As Syria approves the Paris climate pact, the world should ignore the last holdout and achieve the goals it set.
President Trump is about to be a party of one.
Earlier this week, Syria announced during an international conference in Bonn, Germany, that it would add its name to the historic 2015 Paris climate agreement, in which nearly 200 countries pledged their best efforts to reduce greenhouse gas emissions. This would leave the United States as the only country to have rejected the Paris deal, which Mr. Trump did in a Rose Garden rant on June 1 that was notable, even by Trumpian standards, for its dishonesty.
Our advice to the delegates in Bonn is this: Ignore Mr. Trump, who seems, on this issue anyway, to be beyond persuasion. Honor your pledges. Get on with the talks, which are supposed to build on the Paris agreement by establishing benchmarks to measure how well you’re doing now and to lay the groundwork for even more ambitious targets in 2020. And hope, as we do, that efforts now underway by state and local governments and by private businesses to control emissions and move the United States to a cleaner energy future will make up for Mr. Trump’s indifference.
That Mr. Trump wants out of Paris is only one measure of that indifference. A better measure is provided by policies that would move exactly in the wrong direction, policies aimed at overturning greenhouse gas regulations on power plants, repealing limits on methane emissions, weakening automobile efficiency standards, enlarging subsidies for coal plants and increasing oil drilling in the Arctic.

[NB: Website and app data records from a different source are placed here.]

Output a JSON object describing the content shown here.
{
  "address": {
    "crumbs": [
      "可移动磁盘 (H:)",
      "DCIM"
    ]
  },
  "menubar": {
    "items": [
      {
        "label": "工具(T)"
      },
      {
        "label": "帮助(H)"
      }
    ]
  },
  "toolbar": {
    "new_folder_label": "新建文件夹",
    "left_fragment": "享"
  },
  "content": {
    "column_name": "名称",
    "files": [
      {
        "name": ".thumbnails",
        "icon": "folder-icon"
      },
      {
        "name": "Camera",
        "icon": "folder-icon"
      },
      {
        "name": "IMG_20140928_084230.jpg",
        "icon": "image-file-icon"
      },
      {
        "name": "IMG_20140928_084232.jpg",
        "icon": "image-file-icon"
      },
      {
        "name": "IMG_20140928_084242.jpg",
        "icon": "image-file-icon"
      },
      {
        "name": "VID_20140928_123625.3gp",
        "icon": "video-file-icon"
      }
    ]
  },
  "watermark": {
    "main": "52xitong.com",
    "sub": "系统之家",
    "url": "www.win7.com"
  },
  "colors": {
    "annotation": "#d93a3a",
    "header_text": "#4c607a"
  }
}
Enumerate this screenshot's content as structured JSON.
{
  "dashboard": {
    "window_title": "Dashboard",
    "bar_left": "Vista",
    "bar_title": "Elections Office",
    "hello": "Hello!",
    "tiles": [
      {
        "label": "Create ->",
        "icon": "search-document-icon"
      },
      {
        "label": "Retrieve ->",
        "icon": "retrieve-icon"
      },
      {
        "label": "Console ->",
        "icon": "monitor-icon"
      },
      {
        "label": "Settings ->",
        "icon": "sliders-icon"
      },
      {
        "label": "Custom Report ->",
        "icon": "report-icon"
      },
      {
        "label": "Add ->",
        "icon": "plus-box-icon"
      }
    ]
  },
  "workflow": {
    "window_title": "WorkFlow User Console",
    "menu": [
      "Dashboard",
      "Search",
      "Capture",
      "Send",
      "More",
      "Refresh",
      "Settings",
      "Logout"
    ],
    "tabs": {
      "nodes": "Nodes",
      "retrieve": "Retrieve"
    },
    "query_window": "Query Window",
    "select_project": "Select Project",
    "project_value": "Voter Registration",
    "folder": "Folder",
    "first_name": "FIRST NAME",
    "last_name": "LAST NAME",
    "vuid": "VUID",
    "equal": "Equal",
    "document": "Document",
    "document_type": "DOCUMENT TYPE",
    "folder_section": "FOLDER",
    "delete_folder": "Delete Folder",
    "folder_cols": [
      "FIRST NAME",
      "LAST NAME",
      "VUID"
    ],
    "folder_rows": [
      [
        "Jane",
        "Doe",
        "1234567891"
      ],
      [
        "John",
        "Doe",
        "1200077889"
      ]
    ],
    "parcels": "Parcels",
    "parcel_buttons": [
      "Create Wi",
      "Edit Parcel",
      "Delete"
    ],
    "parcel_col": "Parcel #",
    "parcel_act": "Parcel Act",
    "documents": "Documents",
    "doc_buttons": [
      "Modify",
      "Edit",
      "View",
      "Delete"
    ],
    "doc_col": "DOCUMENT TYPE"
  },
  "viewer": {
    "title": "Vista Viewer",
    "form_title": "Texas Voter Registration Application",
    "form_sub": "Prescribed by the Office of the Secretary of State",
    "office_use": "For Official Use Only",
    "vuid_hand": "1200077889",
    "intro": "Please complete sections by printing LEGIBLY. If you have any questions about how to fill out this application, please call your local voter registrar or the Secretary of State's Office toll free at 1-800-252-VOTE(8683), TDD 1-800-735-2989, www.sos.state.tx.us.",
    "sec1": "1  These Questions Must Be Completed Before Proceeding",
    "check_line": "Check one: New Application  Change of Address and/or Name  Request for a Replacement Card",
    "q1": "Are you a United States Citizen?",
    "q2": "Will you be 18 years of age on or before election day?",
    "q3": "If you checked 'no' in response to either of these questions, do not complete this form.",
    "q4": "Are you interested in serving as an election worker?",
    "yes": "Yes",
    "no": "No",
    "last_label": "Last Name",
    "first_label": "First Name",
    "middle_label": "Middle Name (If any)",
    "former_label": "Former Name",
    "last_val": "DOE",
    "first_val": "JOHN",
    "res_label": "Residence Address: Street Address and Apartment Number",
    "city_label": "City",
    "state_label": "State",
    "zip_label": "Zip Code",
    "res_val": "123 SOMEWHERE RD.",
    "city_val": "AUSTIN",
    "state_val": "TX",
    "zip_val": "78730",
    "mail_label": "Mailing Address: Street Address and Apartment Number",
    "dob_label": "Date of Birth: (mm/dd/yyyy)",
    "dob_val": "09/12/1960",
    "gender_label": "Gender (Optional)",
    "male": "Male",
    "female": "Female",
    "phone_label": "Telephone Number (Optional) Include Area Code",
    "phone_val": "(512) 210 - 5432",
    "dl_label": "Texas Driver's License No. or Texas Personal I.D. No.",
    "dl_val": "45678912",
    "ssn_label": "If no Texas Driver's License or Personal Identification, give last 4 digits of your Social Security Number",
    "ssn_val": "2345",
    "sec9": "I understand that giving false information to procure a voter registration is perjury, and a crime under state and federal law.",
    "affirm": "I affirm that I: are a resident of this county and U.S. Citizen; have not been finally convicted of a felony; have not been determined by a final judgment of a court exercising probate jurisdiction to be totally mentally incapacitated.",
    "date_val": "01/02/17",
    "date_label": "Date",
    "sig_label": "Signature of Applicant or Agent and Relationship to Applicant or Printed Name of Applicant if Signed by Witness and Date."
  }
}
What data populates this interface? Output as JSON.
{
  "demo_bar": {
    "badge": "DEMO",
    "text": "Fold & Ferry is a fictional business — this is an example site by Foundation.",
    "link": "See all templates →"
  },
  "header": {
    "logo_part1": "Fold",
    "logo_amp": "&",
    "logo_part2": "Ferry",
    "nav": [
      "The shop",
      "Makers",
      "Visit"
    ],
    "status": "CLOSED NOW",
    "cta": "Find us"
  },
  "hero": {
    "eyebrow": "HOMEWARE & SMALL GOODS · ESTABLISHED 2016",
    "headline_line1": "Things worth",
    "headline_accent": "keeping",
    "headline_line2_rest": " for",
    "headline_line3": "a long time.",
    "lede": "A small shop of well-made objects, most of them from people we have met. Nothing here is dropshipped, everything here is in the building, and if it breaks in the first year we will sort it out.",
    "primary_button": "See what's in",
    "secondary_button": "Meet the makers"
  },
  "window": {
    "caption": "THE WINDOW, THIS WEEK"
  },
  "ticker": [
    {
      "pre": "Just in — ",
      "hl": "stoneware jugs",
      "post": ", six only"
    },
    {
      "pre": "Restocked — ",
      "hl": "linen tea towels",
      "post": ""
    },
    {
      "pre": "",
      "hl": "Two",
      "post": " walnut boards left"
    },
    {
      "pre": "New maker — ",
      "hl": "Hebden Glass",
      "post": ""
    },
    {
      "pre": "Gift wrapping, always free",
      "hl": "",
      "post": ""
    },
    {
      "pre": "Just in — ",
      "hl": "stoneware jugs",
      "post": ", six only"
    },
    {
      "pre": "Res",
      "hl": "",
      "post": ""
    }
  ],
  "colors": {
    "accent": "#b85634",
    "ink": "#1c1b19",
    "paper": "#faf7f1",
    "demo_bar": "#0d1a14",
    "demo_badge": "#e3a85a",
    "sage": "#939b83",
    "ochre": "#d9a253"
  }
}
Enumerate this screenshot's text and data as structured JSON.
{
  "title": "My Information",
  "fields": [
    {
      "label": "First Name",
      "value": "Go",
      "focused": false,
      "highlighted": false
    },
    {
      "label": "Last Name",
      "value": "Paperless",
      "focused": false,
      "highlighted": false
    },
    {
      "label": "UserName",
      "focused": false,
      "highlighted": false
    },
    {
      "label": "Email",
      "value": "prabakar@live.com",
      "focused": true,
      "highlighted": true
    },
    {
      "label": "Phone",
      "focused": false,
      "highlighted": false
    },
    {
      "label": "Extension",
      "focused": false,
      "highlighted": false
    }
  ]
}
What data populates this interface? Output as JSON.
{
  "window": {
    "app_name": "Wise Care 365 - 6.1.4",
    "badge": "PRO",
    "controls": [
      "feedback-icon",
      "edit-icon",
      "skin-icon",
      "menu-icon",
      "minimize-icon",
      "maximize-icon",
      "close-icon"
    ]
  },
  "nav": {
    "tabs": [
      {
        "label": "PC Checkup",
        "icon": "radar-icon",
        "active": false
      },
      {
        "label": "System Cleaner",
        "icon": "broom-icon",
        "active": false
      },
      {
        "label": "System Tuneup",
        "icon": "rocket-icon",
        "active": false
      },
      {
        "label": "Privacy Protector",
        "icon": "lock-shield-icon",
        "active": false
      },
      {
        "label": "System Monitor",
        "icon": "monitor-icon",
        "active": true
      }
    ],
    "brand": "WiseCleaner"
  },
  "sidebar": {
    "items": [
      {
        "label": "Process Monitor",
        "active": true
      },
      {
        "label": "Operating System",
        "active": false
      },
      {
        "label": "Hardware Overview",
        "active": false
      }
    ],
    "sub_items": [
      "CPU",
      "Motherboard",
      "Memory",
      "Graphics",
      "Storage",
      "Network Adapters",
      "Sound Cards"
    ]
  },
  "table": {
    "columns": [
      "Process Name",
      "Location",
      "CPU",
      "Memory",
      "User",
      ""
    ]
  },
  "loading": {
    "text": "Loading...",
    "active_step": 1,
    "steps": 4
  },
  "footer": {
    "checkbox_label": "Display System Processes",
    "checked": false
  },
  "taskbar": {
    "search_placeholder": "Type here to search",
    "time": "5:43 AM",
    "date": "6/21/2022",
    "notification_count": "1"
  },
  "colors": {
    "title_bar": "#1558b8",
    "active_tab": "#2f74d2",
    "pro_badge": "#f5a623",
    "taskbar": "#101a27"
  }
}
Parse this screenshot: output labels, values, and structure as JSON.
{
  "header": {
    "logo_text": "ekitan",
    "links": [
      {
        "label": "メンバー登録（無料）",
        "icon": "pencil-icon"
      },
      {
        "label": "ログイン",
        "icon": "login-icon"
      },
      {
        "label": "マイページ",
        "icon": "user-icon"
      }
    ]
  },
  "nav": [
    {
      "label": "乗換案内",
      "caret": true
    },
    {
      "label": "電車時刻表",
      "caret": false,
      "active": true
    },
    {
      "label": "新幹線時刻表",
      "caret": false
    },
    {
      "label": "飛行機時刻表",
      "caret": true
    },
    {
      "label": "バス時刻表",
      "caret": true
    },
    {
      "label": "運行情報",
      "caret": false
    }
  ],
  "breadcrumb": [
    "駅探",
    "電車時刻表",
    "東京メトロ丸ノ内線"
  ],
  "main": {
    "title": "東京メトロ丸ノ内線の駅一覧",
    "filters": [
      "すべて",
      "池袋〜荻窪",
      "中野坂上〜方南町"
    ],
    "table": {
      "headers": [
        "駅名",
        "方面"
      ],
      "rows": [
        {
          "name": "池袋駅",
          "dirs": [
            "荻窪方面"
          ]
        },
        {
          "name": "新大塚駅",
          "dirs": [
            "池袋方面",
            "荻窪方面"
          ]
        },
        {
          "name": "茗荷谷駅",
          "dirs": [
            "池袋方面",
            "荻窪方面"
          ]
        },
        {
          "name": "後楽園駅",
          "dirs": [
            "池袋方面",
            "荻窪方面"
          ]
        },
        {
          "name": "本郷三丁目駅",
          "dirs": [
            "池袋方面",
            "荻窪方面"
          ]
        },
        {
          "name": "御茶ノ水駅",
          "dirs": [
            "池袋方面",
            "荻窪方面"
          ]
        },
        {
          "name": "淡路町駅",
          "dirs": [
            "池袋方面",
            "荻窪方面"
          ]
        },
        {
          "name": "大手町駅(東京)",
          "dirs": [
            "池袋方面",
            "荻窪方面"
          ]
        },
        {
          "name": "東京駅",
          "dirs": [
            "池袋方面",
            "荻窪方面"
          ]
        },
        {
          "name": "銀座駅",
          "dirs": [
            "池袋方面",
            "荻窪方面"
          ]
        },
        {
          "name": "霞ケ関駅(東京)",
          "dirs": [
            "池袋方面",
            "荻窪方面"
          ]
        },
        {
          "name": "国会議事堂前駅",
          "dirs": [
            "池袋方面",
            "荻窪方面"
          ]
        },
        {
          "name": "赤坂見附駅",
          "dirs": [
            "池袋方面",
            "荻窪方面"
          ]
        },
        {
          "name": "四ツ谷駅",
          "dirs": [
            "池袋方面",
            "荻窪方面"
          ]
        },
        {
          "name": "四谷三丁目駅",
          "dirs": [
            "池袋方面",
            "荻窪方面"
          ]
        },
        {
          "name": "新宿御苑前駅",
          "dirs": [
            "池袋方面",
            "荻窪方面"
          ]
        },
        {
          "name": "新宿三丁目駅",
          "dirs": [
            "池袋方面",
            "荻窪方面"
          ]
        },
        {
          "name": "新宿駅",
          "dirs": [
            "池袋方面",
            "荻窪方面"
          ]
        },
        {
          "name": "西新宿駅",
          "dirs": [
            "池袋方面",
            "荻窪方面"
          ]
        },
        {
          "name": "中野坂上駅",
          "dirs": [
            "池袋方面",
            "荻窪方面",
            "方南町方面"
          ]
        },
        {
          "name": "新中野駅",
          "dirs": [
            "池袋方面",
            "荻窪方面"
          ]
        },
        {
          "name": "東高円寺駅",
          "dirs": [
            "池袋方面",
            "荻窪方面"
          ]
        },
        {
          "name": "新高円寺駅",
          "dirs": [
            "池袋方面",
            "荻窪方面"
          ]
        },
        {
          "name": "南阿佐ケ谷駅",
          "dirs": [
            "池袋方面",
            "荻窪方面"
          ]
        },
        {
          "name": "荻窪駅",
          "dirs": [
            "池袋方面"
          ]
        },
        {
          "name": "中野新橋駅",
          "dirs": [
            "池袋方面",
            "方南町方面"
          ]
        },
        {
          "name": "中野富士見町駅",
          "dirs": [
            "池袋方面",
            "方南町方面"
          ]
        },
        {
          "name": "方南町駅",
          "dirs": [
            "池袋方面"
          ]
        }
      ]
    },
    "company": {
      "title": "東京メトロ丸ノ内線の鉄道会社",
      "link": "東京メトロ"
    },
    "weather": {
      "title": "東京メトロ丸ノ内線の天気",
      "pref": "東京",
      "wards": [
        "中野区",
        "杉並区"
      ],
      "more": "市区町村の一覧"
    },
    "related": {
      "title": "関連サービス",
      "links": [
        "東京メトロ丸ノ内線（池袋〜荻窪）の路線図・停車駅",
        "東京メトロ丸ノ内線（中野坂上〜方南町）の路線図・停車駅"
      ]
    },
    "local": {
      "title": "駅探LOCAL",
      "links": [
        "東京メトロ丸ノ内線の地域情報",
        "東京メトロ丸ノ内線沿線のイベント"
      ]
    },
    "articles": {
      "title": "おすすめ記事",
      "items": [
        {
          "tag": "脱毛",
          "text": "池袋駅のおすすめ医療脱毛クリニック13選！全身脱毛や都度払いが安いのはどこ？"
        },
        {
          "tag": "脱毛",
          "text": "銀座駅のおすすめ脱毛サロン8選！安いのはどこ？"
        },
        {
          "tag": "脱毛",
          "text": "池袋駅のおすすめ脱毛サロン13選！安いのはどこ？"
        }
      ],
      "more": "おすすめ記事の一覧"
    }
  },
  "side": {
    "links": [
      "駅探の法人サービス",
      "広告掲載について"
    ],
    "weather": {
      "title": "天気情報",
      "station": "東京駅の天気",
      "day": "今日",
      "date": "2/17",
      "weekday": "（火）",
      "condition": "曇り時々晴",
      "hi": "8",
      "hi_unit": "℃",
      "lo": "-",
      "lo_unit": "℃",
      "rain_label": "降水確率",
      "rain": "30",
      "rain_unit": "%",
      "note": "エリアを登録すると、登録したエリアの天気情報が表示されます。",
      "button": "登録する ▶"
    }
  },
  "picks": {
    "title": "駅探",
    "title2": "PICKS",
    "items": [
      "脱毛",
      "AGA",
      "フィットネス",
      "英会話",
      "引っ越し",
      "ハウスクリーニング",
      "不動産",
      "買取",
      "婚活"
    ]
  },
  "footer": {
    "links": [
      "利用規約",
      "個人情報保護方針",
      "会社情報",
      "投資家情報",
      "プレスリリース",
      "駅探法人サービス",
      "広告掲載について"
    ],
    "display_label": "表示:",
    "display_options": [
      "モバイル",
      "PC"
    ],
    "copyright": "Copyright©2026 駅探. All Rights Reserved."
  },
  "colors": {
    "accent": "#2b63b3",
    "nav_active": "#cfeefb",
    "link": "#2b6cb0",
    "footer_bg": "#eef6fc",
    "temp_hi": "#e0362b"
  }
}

Meanwhile, the hacks, industry careerists and global warming deniers he has appointed to run agencies responsible for climate policy are mostly a joke, the latest howler being Kathleen Hartnett White, a former Texas regulator whom Mr. Trump has named to run the White House Council on Environmental Quality. Mrs. White, who, if approved, would coordinate the administration’s environmental policy, has dismissed carbon dioxide as a “harmless trace gas” (but a useful “plant food”) and described as “paganism” the belief that man-made pollutants are warming the atmosphere.
Outlandish though her views are, she’ll fit right in with the see-no-evil likes of Scott Pruitt, the administrator of the Environmental Protection Agency, who has scrubbed references to climate change from the agency’s website and barred its scientists from presenting reports on the subject; Rick Perry, the energy secretary with various oddball schemes to prop up coal plants; and all the others in high office who seem impervious to the real-time evidence of climate change — the wildfires, hurricanes and rising seas — as well as one authoritative study after another, the latest being a congressionally mandated National Climate Assessment that directly contradicts the administration’s view that humans are not responsible.
We’ve been here before. In the George W. Bush administration, government officials doctored scientific reports, Vice President Dick Cheney stacked the top ranks of government with friends of the fossil fuel industry, and the president himself rejected a climate agreement adopted in 1997 in Kyoto, Japan, as “fatally flawed” because, he said, it would damage the economy.
Mr. Bush made many of the same flawed arguments that Mr. Trump is making. He, too, fretted unnecessarily about federal overreach, while greatly underestimating the jobs and economic benefits a clean energy economy could bring. There was, however, one big difference. Amid all of Mr. Bush’s flimflam was a solid beef about the Kyoto agreement, namely, that while it committed the big industrial countries to making legally binding emissions reductions targets, it let developing countries — which then included China and India — off the hook.
That complaint is no longer valid. One of the great achievements of the Paris accord, engineered in large part by President Barack Obama and his secretary of state, John Kerry, is that it ropes in everyone. Everyone, that is, except the one nation whose president bailed out.